Due at 8am on Tuesday, 28 February 2017
NOTE: This is a complicated assignment! (The next one will be even more so.) Read it through, carefully, all the way to the end, before you start working on it!
This assignment is worth 15 points—5 points each for your map, model, and data, awarded according to the evaluation rubric.
The Energy Division from the Planning & Development office of Santa Barbara County seeks your advice on wind energy. They have received a grant to seed small-scale wind energy production by subsidizing WES 250 kW turbines for installation within mainland Santa Barbara County. These turbines operate at 30 to 50 meters in height, and require minimum wind speeds of 6 m sec-1 for optimal power generation (roughly, 300 W m-2 in wind power density). They want a ranked list of 10 potential sites, each with at least 4 contiguous hectares, that meet their suitability requirements, written as follows:
The following data come from a variety of sources, and are
available in the
geodatabase. Except where indicated, we've projected
these data into NAD83 California (Teale) Albers and clipped them
to the Santa Barbara County mainland.
SPEED_LIM >= 35. Source: Santa Barbara County GIS (SBCGIS), 2008.
HAZ_CODE = 3. Source: Fire and Resource Assessment Program (FRAP), 2008.
HAZ_CODE = 3. Source: FRAP, 2007.
NONTAXCODE = US(federal) or

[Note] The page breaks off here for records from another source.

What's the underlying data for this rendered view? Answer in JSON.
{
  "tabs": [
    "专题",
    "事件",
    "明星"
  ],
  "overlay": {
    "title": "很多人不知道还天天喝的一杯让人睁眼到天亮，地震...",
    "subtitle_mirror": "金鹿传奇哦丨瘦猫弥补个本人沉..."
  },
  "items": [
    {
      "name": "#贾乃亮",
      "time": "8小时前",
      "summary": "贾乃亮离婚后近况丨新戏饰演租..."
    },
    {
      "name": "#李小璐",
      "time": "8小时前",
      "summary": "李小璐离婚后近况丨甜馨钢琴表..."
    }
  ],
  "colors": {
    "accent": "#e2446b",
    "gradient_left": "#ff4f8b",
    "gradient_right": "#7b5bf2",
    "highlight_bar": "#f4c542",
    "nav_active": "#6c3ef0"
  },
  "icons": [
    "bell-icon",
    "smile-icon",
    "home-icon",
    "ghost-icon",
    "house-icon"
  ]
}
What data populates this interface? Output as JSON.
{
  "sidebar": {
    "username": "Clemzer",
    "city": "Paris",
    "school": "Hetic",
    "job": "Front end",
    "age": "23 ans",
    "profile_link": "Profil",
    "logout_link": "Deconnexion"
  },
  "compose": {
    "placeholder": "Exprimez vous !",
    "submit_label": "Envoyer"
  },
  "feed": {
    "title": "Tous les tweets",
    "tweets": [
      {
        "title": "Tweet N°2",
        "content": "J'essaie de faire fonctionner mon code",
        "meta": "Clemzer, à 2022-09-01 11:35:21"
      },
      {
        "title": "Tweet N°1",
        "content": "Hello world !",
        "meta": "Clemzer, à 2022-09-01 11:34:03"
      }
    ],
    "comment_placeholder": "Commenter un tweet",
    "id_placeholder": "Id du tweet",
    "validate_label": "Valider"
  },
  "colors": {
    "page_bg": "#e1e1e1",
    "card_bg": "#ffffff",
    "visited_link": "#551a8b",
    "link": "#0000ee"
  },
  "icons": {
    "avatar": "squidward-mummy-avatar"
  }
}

NONTAXCODE = ST(state). Assume that "designated as parks or other public use" are parcels where
USECODEstarts with a 6, 7, or 8 (e.g., 6xxx, 7xxx, or 8xxx.) Source: SBCGIS, 2009.

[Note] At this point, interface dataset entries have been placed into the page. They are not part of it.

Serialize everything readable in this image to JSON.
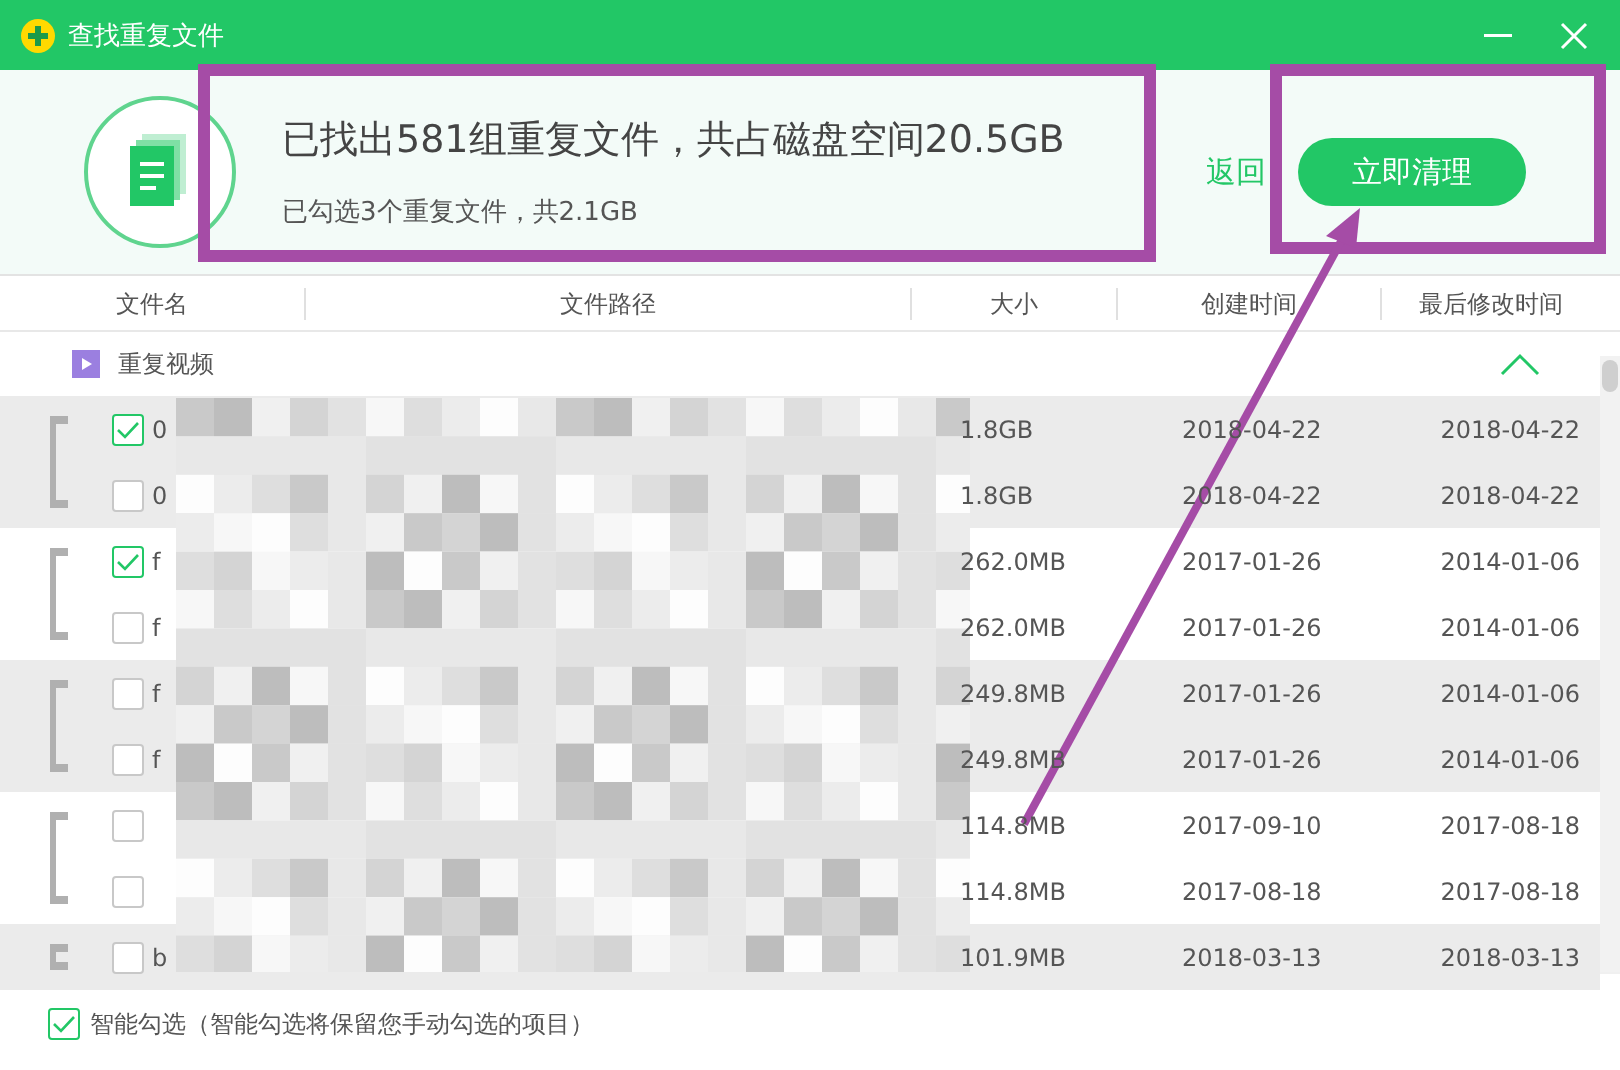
{
  "window": {
    "title": "查找重复文件"
  },
  "summary": {
    "headline": "已找出581组重复文件，共占磁盘空间20.5GB",
    "detail": "已勾选3个重复文件，共2.1GB"
  },
  "actions": {
    "back": "返回",
    "clean": "立即清理"
  },
  "table": {
    "columns": [
      "文件名",
      "文件路径",
      "大小",
      "创建时间",
      "最后修改时间"
    ],
    "category": {
      "label": "重复视频",
      "expanded": true
    },
    "groups": [
      {
        "rows": [
          {
            "name": "0",
            "checked": true,
            "size": "1.8GB",
            "created": "2018-04-22",
            "modified": "2018-04-22"
          },
          {
            "name": "0",
            "checked": false,
            "size": "1.8GB",
            "created": "2018-04-22",
            "modified": "2018-04-22"
          }
        ]
      },
      {
        "rows": [
          {
            "name": "f",
            "checked": true,
            "size": "262.0MB",
            "created": "2017-01-26",
            "modified": "2014-01-06"
          },
          {
            "name": "f",
            "checked": false,
            "size": "262.0MB",
            "created": "2017-01-26",
            "modified": "2014-01-06"
          }
        ]
      },
      {
        "rows": [
          {
            "name": "f",
            "checked": false,
            "size": "249.8MB",
            "created": "2017-01-26",
            "modified": "2014-01-06"
          },
          {
            "name": "f",
            "checked": false,
            "size": "249.8MB",
            "created": "2017-01-26",
            "modified": "2014-01-06"
          }
        ]
      },
      {
        "rows": [
          {
            "checked": false,
            "size": "114.8MB",
            "created": "2017-09-10",
            "modified": "2017-08-18"
          },
          {
            "checked": false,
            "size": "114.8MB",
            "created": "2017-08-18",
            "modified": "2017-08-18"
          }
        ]
      },
      {
        "rows": [
          {
            "name": "b",
            "checked": false,
            "size": "101.9MB",
            "created": "2018-03-13",
            "modified": "2018-03-13"
          }
        ]
      }
    ]
  },
  "footer": {
    "smart_select": {
      "label": "智能勾选（智能勾选将保留您手动勾选的项目）",
      "checked": true
    }
  }
}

Remember, once you've added a layer to ArcMap, you can view its metadata by right-clicking on the layer in the table of contents and selecting Data→View Item Description....
Work through Law & Collins Chapters 8 (Classifying features) and 18d (Running tools in a model).
Work through the online ModelBuilder tutorial.
Optionally, you may work through the ArcGIS Spatial Analyst tutorial. It walks through a suitability analysis using Model Builder in "Exercise 3: Finding a site for a new school."
Use Model Builder and ArcToolbox to implement a binary model that produces a suitability raster where each cell indicates whether that area satisfies all the provided constraints. Use the masking technique for your rasters—that is, 1 = "included in solution" and NoData = "excluded from solution."
Figures 1–6 show the specific ArcToolbox tools and data flow necessary at each step to implement your model. These figures are separate for clarity purposes only. You will implement all steps together in a single model.
Figure 1: Computing Wind mask using Reclassify.
Figure 2: Computing the Roads mask using Project, Euclidean Distance and Reclassify.
Figure 3: Computing the Airports mask using Euclidean Distance and Reclassify.
Figure 4: Computing the Urban mask using Union, Euclidean Distance, and Reclassify.
Figure 5: Computing the Fire mask using Select, Union, and Erase.
Figure 6: Computing the Public mask using Select, Project, and Erase.
Figure 7: Computing the suitability raster using Extract by Mask
Set your model properties as follows:
When working in Model Builder, you should build your model using an iterative process; i.e., one tool at a time:
Once your suitability raster is ready, your final step is to interpret your results by identifying the 10 most suitable sites, ranked by most contiguous area.
Design a map that communicates your results, and clearly identifies your 10 most suitable sites.
You will upload three files: your map, your model, and your results data:
Figure 8: Exporting Model Builder model to graphic as PNG file.
Don't worry if your height and width are different than the ones shown here (lower right, greyed out).
Results.gdbgeodatabase as a raster named
Suitable. You needn't include any attributes for these data—the raster itself is sufficient. (The
Example.gdbgeodatabase is an example of how to do this.)